*TASK INSTRUCTIONS*: Write out every record in full, exactly as written, please.

....................

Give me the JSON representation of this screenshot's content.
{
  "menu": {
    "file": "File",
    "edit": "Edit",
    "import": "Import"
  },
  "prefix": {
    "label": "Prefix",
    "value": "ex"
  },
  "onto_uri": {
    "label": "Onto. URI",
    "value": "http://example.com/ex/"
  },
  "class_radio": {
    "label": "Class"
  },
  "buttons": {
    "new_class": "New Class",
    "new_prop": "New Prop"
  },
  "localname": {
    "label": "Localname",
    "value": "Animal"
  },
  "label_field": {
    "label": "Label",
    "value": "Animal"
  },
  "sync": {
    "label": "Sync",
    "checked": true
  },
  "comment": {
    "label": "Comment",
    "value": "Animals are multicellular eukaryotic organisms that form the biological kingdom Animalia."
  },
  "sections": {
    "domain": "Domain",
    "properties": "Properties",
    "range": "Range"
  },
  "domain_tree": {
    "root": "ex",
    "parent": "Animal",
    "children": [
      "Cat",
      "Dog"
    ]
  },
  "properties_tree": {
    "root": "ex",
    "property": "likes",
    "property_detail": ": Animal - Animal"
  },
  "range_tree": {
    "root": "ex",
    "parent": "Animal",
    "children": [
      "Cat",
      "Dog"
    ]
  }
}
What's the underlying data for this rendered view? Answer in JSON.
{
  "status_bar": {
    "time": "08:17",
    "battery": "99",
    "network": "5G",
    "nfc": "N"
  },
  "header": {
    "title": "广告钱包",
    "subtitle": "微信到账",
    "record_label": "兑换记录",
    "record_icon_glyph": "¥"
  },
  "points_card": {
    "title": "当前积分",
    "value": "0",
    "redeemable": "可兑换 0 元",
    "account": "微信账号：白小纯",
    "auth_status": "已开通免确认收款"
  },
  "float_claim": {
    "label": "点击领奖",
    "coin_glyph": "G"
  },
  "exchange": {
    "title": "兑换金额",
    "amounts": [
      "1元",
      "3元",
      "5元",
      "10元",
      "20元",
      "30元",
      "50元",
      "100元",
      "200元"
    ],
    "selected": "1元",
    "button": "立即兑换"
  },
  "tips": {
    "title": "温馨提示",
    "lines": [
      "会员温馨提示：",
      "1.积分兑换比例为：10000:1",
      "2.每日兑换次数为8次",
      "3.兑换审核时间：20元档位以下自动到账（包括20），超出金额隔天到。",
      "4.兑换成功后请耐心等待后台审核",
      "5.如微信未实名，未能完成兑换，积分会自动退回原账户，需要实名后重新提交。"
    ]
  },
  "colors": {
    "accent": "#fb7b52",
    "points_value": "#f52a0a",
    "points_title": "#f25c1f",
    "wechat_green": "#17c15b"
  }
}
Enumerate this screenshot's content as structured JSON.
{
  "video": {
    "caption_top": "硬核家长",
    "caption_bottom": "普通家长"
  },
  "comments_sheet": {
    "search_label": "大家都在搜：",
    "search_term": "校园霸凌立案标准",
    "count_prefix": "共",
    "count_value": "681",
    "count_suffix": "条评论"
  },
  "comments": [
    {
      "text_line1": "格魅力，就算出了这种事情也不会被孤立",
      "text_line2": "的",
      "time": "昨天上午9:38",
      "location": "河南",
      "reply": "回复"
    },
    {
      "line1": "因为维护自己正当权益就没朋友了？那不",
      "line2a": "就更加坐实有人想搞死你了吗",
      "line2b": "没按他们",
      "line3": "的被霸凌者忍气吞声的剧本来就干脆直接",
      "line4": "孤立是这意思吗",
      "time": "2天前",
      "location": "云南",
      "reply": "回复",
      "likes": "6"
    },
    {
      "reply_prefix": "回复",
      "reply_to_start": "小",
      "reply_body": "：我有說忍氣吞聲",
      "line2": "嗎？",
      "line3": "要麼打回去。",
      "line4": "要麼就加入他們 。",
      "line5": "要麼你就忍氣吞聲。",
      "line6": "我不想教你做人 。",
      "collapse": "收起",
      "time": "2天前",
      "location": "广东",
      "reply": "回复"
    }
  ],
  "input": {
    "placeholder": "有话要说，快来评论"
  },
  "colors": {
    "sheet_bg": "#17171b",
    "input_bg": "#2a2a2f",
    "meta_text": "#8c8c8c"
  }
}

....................

*YOUR SOLUTION*:
Give me the JSON representation of this screenshot's content.
{
  "menu": {
    "file": "File",
    "edit": "Edit",
    "import": "Import"
  },
  "prefix": {
    "label": "Prefix",
    "value": "ex"
  },
  "onto_uri": {
    "label": "Onto. URI",
    "value": "http://example.com/ex/"
  },
  "class_radio": {
    "label": "Class"
  },
  "buttons": {
    "new_class": "New Class",
    "new_prop": "New Prop"
  },
  "localname": {
    "label": "Localname",
    "value": "Animal"
  },
  "label_field": {
    "label": "Label",
    "value": "Animal"
  },
  "sync": {
    "label": "Sync",
    "checked": true
  },
  "comment": {
    "label": "Comment",
    "value": "Animals are multicellular eukaryotic organisms that form the biological kingdom Animalia."
  },
  "sections": {
    "domain": "Domain",
    "properties": "Properties",
    "range": "Range"
  },
  "domain_tree": {
    "root": "ex",
    "parent": "Animal",
    "children": [
      "Cat",
      "Dog"
    ]
  },
  "properties_tree": {
    "root": "ex",
    "property": "likes",
    "property_detail": ": Animal - Animal"
  },
  "range_tree": {
    "root": "ex",
    "parent": "Animal",
    "children": [
      "Cat",
      "Dog"
    ]
  }
}
What's the underlying data for this rendered view? Answer in JSON.
{
  "status_bar": {
    "time": "08:17",
    "battery": "99",
    "network": "5G",
    "nfc": "N"
  },
  "header": {
    "title": "广告钱包",
    "subtitle": "微信到账",
    "record_label": "兑换记录",
    "record_icon_glyph": "¥"
  },
  "points_card": {
    "title": "当前积分",
    "value": "0",
    "redeemable": "可兑换 0 元",
    "account": "微信账号：白小纯",
    "auth_status": "已开通免确认收款"
  },
  "float_claim": {
    "label": "点击领奖",
    "coin_glyph": "G"
  },
  "exchange": {
    "title": "兑换金额",
    "amounts": [
      "1元",
      "3元",
      "5元",
      "10元",
      "20元",
      "30元",
      "50元",
      "100元",
      "200元"
    ],
    "selected": "1元",
    "button": "立即兑换"
  },
  "tips": {
    "title": "温馨提示",
    "lines": [
      "会员温馨提示：",
      "1.积分兑换比例为：10000:1",
      "2.每日兑换次数为8次",
      "3.兑换审核时间：20元档位以下自动到账（包括20），超出金额隔天到。",
      "4.兑换成功后请耐心等待后台审核",
      "5.如微信未实名，未能完成兑换，积分会自动退回原账户，需要实名后重新提交。"
    ]
  },
  "colors": {
    "accent": "#fb7b52",
    "points_value": "#f52a0a",
    "points_title": "#f25c1f",
    "wechat_green": "#17c15b"
  }
}
Enumerate this screenshot's content as structured JSON.
{
  "video": {
    "caption_top": "硬核家长",
    "caption_bottom": "普通家长"
  },
  "comments_sheet": {
    "search_label": "大家都在搜：",
    "search_term": "校园霸凌立案标准",
    "count_prefix": "共",
    "count_value": "681",
    "count_suffix": "条评论"
  },
  "comments": [
    {
      "text_line1": "格魅力，就算出了这种事情也不会被孤立",
      "text_line2": "的",
      "time": "昨天上午9:38",
      "location": "河南",
      "reply": "回复"
    },
    {
      "line1": "因为维护自己正当权益就没朋友了？那不",
      "line2a": "就更加坐实有人想搞死你了吗",
      "line2b": "没按他们",
      "line3": "的被霸凌者忍气吞声的剧本来就干脆直接",
      "line4": "孤立是这意思吗",
      "time": "2天前",
      "location": "云南",
      "reply": "回复",
      "likes": "6"
    },
    {
      "reply_prefix": "回复",
      "reply_to_start": "小",
      "reply_body": "：我有說忍氣吞聲",
      "line2": "嗎？",
      "line3": "要麼打回去。",
      "line4": "要麼就加入他們 。",
      "line5": "要麼你就忍氣吞聲。",
      "line6": "我不想教你做人 。",
      "collapse": "收起",
      "time": "2天前",
      "location": "广东",
      "reply": "回复"
    }
  ],
  "input": {
    "placeholder": "有话要说，快来评论"
  },
  "colors": {
    "sheet_bg": "#17171b",
    "input_bg": "#2a2a2f",
    "meta_text": "#8c8c8c"
  }
}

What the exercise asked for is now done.